The Battle of the Little Bighorn, known as Custer's Last Stand and by Native Americans as the Battle of Greasy Grass Creek, was an armed engagement between combined forces of Lakota and Northern Cheyenne against the 7th Cavalry Regiment of the United States Army. It occurred on June 25 and June 26, 1876, near the Little Bighorn River in eastern Montana Territory, near what is now Crow Agency, Montana. As most people know it was an overwhelming defeat for Custer, however it marked the end of the Native American Plains Nations, primarily the Sioux and Cheyenne ’s freedom of movement and life as they knew it.

Custer, as well as all other Army Commander’s employed Army Scouts, both Native Americans and Anglos to help scout, guide the columns, interpret and generally provide their expertise to facilitate movement and planning. Although Custer had an Army Officer as Chief of Scouts, effective control of the Scouts was under Mitch Bouyer and there was another Anglo with the Scouts named Lonesome Charlie Reynolds. Custer’s 7th Cavalry was reported to have 35 Native American Scouts from the Crow, Arikara (aka Ree) and Dakota tribes. Most notably among these Scouts were White Mans Runs Him, Hairy Moccasin, Goes Ahead and Curley.
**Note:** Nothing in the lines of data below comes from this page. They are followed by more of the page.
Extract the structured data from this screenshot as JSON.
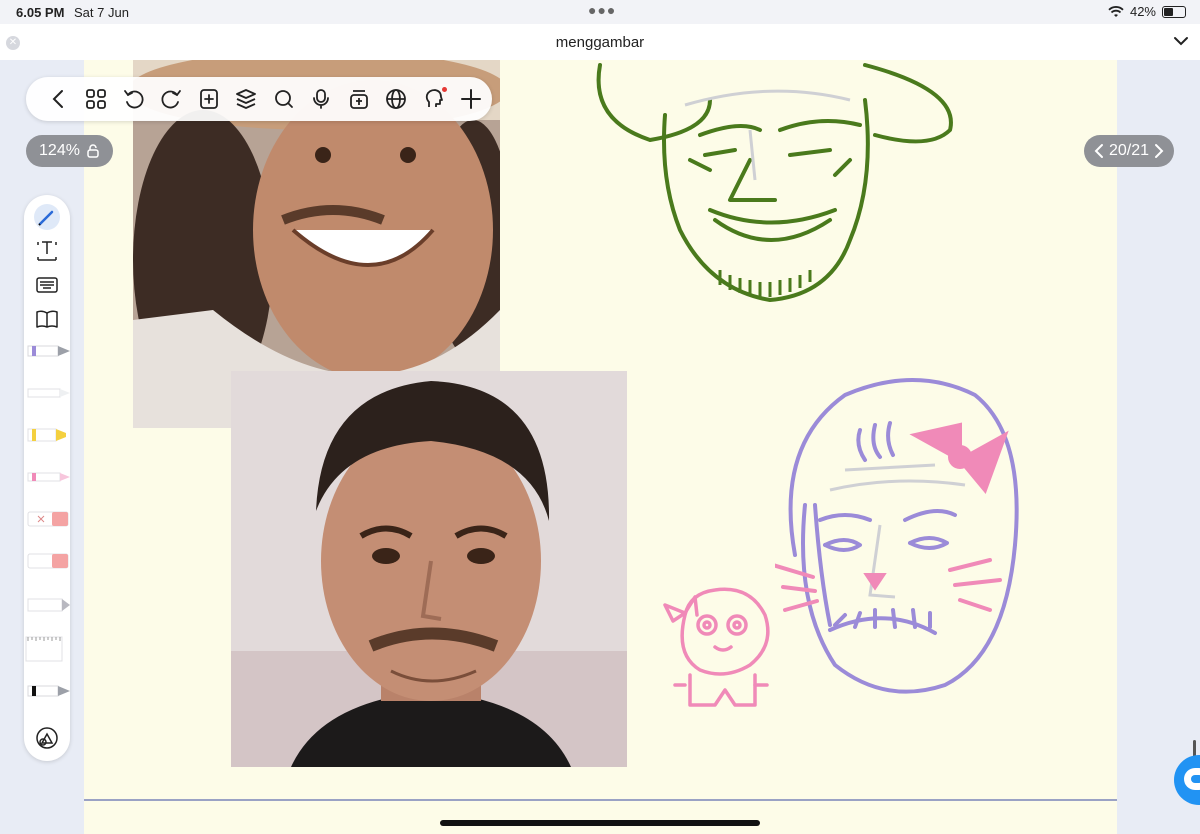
{
  "status_bar": {
    "time": "6.05 PM",
    "date": "Sat 7 Jun",
    "battery_text": "42%",
    "battery_level": 0.42
  },
  "document": {
    "title": "menggambar"
  },
  "toolbar": {
    "buttons": [
      "back",
      "thumbnails",
      "undo",
      "redo",
      "add-page",
      "layers",
      "search",
      "microphone",
      "media",
      "web",
      "ai-assistant",
      "add"
    ]
  },
  "zoom": {
    "label": "124%"
  },
  "pagination": {
    "label": "20/21",
    "current": 20,
    "total": 21
  },
  "palette": {
    "tools": [
      "pen",
      "text-box",
      "keyboard",
      "reader",
      "fountain-pen",
      "ballpoint",
      "highlighter",
      "pink-pen",
      "eraser",
      "pink-eraser",
      "pencil",
      "ruler",
      "black-fountain-pen",
      "shapes"
    ]
  },
  "colors": {
    "green_sketch": "#4a7a1c",
    "purple_sketch": "#9b8bd8",
    "pink_sketch": "#f08ab8",
    "canvas": "#fdfce8",
    "accent": "#2193f3"
  }
}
Another well known Indian Scout was a mixed blood Hunkpapa Sioux - Arikara named Bloody Knife (shown to the left). After Custer split his command, Bloody Knife as well as two Crow Scouts, Half Yellow Face and White Swan, went with Major Reno. Bloody Knife was reportedly killed while on Horseback standing next to Major Reno.

What these Scouts are famous for was locating the giant concentration of Sioux and Cheyenne in the encampment on the Little Big Horn River, and telling Custer that because of the size encampment and number of horses (indicating warriors), Custer should not attack the camp. Custer decided to attack the camp without waiting for the approaching supporting columns of General Alfred Terry and Col John Gibbon’s 7th Infantry and 2nd Cavalry, General George Crook’s column of 3rd Cavalry and some 2nd Cavalry companies as well as elements of the 4th and 9th Infantry. When informed of this decision, the Crow Scouts knew they faced their death that morning. They changed from their mixed Anglo-Indian garb to Native American dress, not in order to pass as Indians, but to go to the afterlife as Warriors and not Army Scouts.

Indispensable to Army operations, Army Scouts continued to serve through the Indian Wars and well into the future.